= Exercise requirements =
Copy out each line of the entries where the word "amsterdam" is present.

Source data
-- Opening Marker --
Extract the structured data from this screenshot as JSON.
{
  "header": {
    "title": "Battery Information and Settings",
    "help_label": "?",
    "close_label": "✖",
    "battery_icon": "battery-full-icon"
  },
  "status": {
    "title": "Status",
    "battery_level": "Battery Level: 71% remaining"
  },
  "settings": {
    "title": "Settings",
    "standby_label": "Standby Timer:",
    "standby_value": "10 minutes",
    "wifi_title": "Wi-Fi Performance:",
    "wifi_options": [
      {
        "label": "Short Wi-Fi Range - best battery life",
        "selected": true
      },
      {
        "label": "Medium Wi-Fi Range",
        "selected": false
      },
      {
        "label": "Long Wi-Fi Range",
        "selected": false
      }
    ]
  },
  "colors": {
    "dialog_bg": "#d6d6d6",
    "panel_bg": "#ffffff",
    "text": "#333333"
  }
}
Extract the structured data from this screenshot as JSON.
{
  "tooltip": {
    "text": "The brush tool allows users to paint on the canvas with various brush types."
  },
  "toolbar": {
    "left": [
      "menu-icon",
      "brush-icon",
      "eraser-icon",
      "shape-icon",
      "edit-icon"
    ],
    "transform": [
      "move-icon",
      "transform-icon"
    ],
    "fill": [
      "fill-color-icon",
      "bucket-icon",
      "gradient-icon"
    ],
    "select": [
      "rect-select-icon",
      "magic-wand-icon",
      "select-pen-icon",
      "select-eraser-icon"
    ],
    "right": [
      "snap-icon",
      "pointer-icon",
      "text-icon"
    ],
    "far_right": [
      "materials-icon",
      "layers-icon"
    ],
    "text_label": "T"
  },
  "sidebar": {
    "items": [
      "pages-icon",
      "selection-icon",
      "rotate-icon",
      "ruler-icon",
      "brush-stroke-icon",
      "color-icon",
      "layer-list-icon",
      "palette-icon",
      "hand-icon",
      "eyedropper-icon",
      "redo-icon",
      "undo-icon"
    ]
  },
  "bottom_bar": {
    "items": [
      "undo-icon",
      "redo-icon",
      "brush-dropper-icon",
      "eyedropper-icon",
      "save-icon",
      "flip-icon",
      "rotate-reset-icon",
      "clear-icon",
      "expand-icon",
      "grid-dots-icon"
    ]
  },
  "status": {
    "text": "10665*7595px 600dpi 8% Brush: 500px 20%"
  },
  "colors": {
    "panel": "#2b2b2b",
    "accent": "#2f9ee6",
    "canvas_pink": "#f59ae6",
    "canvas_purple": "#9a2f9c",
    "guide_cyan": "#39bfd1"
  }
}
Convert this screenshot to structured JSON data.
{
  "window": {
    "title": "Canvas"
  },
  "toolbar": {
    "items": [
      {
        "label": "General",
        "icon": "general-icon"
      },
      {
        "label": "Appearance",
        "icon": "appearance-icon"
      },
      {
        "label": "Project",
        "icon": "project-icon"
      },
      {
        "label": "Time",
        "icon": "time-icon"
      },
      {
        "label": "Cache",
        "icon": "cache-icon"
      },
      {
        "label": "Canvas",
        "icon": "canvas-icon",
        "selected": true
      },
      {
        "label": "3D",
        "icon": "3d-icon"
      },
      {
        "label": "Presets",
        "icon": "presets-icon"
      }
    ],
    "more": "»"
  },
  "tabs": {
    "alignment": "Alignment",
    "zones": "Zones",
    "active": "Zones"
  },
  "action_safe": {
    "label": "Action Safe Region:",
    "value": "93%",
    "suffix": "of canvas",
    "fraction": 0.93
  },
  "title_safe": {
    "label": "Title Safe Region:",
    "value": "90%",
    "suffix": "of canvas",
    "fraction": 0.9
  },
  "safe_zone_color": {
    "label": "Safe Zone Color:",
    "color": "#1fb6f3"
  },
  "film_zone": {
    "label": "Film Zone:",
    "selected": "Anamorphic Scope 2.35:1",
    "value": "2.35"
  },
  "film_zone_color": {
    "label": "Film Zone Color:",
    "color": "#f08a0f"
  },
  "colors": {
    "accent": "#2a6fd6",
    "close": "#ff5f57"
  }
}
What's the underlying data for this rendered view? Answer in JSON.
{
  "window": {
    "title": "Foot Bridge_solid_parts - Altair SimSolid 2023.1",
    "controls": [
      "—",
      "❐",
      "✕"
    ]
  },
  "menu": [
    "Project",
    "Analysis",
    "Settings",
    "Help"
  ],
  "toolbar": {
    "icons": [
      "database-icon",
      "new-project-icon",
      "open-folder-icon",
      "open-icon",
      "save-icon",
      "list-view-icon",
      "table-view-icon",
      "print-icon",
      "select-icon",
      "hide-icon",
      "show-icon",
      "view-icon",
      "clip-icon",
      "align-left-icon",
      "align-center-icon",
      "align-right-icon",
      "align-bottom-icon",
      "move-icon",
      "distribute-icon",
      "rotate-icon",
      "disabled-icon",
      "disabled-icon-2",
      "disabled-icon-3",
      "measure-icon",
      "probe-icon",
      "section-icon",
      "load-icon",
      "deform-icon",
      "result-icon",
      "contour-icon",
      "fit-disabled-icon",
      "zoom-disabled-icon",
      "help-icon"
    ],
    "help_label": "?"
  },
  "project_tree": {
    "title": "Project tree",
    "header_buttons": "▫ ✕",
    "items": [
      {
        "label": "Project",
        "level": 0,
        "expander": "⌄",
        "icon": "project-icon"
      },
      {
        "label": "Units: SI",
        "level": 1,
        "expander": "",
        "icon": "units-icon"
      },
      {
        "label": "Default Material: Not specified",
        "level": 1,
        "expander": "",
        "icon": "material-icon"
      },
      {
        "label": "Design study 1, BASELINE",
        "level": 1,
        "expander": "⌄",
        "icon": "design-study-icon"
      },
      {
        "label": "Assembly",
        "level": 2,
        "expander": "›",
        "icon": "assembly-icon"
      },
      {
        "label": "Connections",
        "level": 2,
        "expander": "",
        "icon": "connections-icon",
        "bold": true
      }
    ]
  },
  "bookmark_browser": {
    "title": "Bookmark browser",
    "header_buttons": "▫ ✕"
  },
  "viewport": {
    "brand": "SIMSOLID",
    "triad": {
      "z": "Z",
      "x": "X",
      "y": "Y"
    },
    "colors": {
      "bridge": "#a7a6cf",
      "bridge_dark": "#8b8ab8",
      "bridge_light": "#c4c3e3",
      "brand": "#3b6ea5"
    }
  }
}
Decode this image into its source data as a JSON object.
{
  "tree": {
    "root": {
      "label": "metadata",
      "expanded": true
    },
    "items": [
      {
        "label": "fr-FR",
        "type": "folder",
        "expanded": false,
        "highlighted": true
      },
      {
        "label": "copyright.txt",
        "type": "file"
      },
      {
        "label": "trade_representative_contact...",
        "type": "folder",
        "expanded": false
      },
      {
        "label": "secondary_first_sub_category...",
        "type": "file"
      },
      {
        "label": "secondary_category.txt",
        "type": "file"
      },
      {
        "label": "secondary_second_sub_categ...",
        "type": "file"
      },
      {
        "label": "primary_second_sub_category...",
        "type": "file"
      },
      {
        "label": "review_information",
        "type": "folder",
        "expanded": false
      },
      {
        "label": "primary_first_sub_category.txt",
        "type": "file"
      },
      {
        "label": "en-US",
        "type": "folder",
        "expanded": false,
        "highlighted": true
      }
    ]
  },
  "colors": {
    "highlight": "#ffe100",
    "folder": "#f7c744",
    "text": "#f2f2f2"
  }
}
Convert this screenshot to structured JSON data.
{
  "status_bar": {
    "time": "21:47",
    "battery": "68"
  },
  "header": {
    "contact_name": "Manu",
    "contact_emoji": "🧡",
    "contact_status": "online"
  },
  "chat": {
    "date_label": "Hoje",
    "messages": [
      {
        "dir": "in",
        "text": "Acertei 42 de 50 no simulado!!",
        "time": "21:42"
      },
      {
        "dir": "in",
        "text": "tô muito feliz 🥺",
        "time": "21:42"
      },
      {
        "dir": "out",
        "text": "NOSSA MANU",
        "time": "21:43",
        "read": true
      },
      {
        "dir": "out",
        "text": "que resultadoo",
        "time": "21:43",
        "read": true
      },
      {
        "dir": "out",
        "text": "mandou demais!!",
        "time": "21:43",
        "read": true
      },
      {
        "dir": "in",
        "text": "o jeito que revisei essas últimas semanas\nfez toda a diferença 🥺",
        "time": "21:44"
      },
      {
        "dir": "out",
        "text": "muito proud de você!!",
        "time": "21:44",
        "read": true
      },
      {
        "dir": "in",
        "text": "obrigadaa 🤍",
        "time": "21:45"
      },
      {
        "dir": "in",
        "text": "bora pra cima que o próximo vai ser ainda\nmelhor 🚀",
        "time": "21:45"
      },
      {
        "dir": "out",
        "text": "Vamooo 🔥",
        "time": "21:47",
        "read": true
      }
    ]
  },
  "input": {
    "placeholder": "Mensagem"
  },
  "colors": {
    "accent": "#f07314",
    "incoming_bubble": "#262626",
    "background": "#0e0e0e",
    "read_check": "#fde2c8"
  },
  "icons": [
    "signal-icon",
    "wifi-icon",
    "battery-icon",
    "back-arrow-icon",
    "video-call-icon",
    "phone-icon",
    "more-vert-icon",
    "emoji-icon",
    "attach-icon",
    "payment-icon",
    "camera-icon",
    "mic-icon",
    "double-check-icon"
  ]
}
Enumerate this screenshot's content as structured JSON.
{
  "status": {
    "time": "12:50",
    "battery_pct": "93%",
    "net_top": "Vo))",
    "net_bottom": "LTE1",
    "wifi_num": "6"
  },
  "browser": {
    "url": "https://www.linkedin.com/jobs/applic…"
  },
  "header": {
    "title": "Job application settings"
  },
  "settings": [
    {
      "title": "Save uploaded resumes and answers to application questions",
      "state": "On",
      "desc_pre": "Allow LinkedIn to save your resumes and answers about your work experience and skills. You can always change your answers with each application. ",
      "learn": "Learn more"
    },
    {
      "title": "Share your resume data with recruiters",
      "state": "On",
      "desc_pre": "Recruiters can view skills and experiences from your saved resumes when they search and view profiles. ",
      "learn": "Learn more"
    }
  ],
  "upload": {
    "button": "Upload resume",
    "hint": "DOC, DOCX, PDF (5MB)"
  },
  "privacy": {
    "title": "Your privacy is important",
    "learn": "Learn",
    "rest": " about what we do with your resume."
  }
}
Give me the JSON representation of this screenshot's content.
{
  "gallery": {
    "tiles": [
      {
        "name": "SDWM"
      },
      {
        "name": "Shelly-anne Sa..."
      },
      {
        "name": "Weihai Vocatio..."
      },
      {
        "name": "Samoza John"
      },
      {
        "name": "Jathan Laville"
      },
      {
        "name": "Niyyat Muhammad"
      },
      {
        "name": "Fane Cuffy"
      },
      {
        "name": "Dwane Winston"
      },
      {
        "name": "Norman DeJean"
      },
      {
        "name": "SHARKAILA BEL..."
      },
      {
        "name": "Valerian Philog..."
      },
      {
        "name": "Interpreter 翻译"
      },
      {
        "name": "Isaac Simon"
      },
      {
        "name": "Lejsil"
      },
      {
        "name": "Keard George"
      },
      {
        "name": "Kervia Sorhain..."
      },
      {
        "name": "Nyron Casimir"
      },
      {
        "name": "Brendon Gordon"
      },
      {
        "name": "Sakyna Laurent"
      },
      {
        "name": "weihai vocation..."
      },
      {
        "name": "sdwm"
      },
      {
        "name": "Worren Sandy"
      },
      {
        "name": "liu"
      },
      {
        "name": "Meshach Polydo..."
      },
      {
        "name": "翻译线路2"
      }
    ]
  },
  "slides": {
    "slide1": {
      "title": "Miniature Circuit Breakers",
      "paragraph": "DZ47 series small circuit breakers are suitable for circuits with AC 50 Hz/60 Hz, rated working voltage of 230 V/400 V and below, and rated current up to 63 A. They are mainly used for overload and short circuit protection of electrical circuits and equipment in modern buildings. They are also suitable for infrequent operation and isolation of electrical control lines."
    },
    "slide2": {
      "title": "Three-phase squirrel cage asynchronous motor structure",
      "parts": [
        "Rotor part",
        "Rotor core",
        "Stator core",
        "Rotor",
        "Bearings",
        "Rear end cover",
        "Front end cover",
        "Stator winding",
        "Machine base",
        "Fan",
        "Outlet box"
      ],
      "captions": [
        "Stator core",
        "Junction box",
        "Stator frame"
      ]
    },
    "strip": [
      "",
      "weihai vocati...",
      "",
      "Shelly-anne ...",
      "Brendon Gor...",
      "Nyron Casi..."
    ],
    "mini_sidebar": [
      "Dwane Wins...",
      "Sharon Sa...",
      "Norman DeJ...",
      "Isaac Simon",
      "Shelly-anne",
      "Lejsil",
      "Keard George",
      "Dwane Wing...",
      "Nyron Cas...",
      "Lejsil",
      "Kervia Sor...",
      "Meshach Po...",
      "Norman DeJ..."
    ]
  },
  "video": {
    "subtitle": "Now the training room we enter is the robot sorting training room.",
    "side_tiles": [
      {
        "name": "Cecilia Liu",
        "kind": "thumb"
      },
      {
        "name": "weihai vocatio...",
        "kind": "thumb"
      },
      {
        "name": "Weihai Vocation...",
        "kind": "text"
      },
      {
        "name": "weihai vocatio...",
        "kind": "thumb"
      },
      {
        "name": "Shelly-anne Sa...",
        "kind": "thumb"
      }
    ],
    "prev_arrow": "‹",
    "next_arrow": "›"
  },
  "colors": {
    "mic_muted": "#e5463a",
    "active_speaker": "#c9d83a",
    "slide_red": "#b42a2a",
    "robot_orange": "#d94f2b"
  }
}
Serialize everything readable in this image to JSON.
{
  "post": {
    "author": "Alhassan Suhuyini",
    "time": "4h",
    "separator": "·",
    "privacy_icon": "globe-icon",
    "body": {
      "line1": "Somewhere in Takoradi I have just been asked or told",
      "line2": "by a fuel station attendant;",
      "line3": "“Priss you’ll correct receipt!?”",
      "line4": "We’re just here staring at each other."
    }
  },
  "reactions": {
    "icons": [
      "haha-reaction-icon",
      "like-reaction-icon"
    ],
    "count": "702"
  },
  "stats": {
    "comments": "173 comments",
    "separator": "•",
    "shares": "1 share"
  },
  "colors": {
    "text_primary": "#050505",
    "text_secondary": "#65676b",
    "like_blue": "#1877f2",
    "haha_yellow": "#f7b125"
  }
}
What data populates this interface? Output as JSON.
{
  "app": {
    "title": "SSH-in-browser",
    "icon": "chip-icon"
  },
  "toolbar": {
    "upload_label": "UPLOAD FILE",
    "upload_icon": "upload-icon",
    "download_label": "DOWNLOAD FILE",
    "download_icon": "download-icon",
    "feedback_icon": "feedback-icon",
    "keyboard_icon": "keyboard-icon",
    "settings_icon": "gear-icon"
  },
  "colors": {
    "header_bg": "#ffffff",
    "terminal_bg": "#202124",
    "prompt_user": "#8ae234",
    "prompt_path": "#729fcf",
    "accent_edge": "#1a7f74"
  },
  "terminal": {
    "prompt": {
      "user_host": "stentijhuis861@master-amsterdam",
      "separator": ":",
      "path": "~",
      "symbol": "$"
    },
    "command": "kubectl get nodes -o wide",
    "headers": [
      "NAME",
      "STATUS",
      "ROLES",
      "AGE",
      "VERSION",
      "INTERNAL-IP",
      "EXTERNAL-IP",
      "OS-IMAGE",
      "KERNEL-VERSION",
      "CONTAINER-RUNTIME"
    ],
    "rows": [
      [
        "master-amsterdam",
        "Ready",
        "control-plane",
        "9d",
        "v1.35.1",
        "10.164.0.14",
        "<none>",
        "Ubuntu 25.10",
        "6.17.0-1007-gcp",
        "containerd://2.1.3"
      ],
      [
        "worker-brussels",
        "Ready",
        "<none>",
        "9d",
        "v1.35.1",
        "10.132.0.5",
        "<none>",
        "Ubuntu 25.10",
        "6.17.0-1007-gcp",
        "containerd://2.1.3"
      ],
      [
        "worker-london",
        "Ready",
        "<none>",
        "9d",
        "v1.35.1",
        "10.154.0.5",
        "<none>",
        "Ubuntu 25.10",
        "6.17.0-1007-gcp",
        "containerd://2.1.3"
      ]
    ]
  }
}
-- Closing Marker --
= Response below =
      "user_host": "stentijhuis861@master-amsterdam",
        "master-amsterdam",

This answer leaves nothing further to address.